* _WORK TO BE COMPLETED_
For each line below that holds "Ingresar", return the line as it stands.

[App and web page records]
Segment Open

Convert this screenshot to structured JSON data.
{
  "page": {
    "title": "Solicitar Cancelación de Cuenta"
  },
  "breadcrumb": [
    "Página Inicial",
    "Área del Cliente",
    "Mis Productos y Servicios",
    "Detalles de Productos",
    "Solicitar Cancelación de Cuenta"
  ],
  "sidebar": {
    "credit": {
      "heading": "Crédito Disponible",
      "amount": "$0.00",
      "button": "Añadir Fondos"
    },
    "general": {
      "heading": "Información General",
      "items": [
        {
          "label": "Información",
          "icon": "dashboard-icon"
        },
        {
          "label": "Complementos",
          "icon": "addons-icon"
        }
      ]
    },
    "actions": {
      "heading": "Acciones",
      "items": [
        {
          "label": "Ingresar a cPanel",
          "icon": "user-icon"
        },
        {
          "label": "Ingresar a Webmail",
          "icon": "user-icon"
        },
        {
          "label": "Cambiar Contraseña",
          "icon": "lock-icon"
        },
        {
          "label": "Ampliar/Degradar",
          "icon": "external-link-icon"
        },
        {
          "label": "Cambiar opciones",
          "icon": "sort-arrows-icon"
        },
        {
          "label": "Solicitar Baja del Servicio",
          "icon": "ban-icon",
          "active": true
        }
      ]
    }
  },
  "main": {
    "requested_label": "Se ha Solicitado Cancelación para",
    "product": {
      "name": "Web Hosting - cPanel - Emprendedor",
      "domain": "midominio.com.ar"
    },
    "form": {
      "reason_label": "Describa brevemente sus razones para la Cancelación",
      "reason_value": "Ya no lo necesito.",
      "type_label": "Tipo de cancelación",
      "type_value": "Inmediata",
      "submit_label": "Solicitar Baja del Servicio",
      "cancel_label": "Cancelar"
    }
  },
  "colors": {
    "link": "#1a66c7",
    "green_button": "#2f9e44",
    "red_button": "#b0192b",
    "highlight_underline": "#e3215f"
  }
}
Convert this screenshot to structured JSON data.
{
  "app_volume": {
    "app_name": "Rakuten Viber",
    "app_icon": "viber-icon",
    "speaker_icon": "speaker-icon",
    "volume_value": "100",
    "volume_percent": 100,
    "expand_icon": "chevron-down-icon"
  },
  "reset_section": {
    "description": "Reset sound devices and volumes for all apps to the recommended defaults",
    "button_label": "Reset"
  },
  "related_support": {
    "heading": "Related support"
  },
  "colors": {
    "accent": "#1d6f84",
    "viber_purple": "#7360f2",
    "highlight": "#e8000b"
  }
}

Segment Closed

* _OUTPUT FOR THIS EXERCISE_
          "label": "Ingresar a cPanel",
          "label": "Ingresar a Webmail",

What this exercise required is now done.